◆ PROBLEM REQUIREMENTS
The full set of entries must be copied exactly.

──────── GIVEN RECORDS ────────

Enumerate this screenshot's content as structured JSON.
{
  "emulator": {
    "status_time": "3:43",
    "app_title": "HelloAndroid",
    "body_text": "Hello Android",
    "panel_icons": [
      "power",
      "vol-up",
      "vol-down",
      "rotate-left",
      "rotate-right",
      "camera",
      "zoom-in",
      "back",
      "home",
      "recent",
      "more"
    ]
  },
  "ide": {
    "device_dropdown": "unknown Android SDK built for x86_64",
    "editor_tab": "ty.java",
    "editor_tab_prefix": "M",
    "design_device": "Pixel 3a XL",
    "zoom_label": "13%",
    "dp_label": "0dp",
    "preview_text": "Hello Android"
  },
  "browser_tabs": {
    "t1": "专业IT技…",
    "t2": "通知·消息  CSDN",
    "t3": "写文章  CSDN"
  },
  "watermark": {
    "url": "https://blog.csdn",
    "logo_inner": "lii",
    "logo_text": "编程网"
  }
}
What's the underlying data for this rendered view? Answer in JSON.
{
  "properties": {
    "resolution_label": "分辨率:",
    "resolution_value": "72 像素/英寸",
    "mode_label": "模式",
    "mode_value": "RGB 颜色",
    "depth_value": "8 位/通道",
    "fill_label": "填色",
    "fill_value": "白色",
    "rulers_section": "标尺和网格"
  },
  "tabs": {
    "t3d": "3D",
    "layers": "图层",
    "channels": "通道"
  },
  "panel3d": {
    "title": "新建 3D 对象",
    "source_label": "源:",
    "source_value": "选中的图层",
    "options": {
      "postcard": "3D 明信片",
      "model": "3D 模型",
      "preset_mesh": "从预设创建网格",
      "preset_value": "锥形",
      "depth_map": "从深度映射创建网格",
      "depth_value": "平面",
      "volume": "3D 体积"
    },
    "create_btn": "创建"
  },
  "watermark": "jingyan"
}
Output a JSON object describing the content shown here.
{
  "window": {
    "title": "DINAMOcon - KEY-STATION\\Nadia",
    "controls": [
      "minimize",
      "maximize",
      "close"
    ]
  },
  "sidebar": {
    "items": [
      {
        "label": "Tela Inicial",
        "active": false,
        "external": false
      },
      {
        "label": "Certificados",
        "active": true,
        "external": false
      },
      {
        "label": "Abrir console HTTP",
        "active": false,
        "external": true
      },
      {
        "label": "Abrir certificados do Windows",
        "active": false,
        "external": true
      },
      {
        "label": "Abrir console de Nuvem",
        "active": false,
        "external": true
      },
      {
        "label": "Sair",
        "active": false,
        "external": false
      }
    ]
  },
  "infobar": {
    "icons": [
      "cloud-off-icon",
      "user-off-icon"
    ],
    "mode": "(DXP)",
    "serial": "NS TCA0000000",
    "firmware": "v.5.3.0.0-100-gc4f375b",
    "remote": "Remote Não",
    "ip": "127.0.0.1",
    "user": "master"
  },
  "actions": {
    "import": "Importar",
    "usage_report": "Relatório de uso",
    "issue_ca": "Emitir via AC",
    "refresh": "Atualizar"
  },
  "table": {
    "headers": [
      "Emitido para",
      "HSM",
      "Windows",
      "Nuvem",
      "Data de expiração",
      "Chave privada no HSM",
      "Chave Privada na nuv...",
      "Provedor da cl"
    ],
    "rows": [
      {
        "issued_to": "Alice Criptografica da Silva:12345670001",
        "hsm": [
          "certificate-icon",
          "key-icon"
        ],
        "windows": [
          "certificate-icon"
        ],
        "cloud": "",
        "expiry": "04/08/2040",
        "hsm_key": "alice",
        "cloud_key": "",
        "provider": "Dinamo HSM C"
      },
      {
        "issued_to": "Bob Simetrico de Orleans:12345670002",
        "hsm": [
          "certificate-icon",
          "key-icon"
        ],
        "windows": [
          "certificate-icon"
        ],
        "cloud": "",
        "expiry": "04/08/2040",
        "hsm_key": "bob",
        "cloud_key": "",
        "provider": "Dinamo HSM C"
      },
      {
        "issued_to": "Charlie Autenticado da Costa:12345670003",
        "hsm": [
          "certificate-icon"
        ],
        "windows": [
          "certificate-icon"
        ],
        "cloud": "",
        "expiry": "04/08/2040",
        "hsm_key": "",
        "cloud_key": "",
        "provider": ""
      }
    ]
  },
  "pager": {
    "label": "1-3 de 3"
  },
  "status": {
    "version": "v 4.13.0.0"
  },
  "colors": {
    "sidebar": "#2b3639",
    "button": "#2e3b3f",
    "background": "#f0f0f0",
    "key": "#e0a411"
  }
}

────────

◆ COMPLETED TASK
Enumerate this screenshot's content as structured JSON.
{
  "emulator": {
    "status_time": "3:43",
    "app_title": "HelloAndroid",
    "body_text": "Hello Android",
    "panel_icons": [
      "power",
      "vol-up",
      "vol-down",
      "rotate-left",
      "rotate-right",
      "camera",
      "zoom-in",
      "back",
      "home",
      "recent",
      "more"
    ]
  },
  "ide": {
    "device_dropdown": "unknown Android SDK built for x86_64",
    "editor_tab": "ty.java",
    "editor_tab_prefix": "M",
    "design_device": "Pixel 3a XL",
    "zoom_label": "13%",
    "dp_label": "0dp",
    "preview_text": "Hello Android"
  },
  "browser_tabs": {
    "t1": "专业IT技…",
    "t2": "通知·消息  CSDN",
    "t3": "写文章  CSDN"
  },
  "watermark": {
    "url": "https://blog.csdn",
    "logo_inner": "lii",
    "logo_text": "编程网"
  }
}
What's the underlying data for this rendered view? Answer in JSON.
{
  "properties": {
    "resolution_label": "分辨率:",
    "resolution_value": "72 像素/英寸",
    "mode_label": "模式",
    "mode_value": "RGB 颜色",
    "depth_value": "8 位/通道",
    "fill_label": "填色",
    "fill_value": "白色",
    "rulers_section": "标尺和网格"
  },
  "tabs": {
    "t3d": "3D",
    "layers": "图层",
    "channels": "通道"
  },
  "panel3d": {
    "title": "新建 3D 对象",
    "source_label": "源:",
    "source_value": "选中的图层",
    "options": {
      "postcard": "3D 明信片",
      "model": "3D 模型",
      "preset_mesh": "从预设创建网格",
      "preset_value": "锥形",
      "depth_map": "从深度映射创建网格",
      "depth_value": "平面",
      "volume": "3D 体积"
    },
    "create_btn": "创建"
  },
  "watermark": "jingyan"
}
Output a JSON object describing the content shown here.
{
  "window": {
    "title": "DINAMOcon - KEY-STATION\\Nadia",
    "controls": [
      "minimize",
      "maximize",
      "close"
    ]
  },
  "sidebar": {
    "items": [
      {
        "label": "Tela Inicial",
        "active": false,
        "external": false
      },
      {
        "label": "Certificados",
        "active": true,
        "external": false
      },
      {
        "label": "Abrir console HTTP",
        "active": false,
        "external": true
      },
      {
        "label": "Abrir certificados do Windows",
        "active": false,
        "external": true
      },
      {
        "label": "Abrir console de Nuvem",
        "active": false,
        "external": true
      },
      {
        "label": "Sair",
        "active": false,
        "external": false
      }
    ]
  },
  "infobar": {
    "icons": [
      "cloud-off-icon",
      "user-off-icon"
    ],
    "mode": "(DXP)",
    "serial": "NS TCA0000000",
    "firmware": "v.5.3.0.0-100-gc4f375b",
    "remote": "Remote Não",
    "ip": "127.0.0.1",
    "user": "master"
  },
  "actions": {
    "import": "Importar",
    "usage_report": "Relatório de uso",
    "issue_ca": "Emitir via AC",
    "refresh": "Atualizar"
  },
  "table": {
    "headers": [
      "Emitido para",
      "HSM",
      "Windows",
      "Nuvem",
      "Data de expiração",
      "Chave privada no HSM",
      "Chave Privada na nuv...",
      "Provedor da cl"
    ],
    "rows": [
      {
        "issued_to": "Alice Criptografica da Silva:12345670001",
        "hsm": [
          "certificate-icon",
          "key-icon"
        ],
        "windows": [
          "certificate-icon"
        ],
        "cloud": "",
        "expiry": "04/08/2040",
        "hsm_key": "alice",
        "cloud_key": "",
        "provider": "Dinamo HSM C"
      },
      {
        "issued_to": "Bob Simetrico de Orleans:12345670002",
        "hsm": [
          "certificate-icon",
          "key-icon"
        ],
        "windows": [
          "certificate-icon"
        ],
        "cloud": "",
        "expiry": "04/08/2040",
        "hsm_key": "bob",
        "cloud_key": "",
        "provider": "Dinamo HSM C"
      },
      {
        "issued_to": "Charlie Autenticado da Costa:12345670003",
        "hsm": [
          "certificate-icon"
        ],
        "windows": [
          "certificate-icon"
        ],
        "cloud": "",
        "expiry": "04/08/2040",
        "hsm_key": "",
        "cloud_key": "",
        "provider": ""
      }
    ]
  },
  "pager": {
    "label": "1-3 de 3"
  },
  "status": {
    "version": "v 4.13.0.0"
  },
  "colors": {
    "sidebar": "#2b3639",
    "button": "#2e3b3f",
    "background": "#f0f0f0",
    "key": "#e0a411"
  }
}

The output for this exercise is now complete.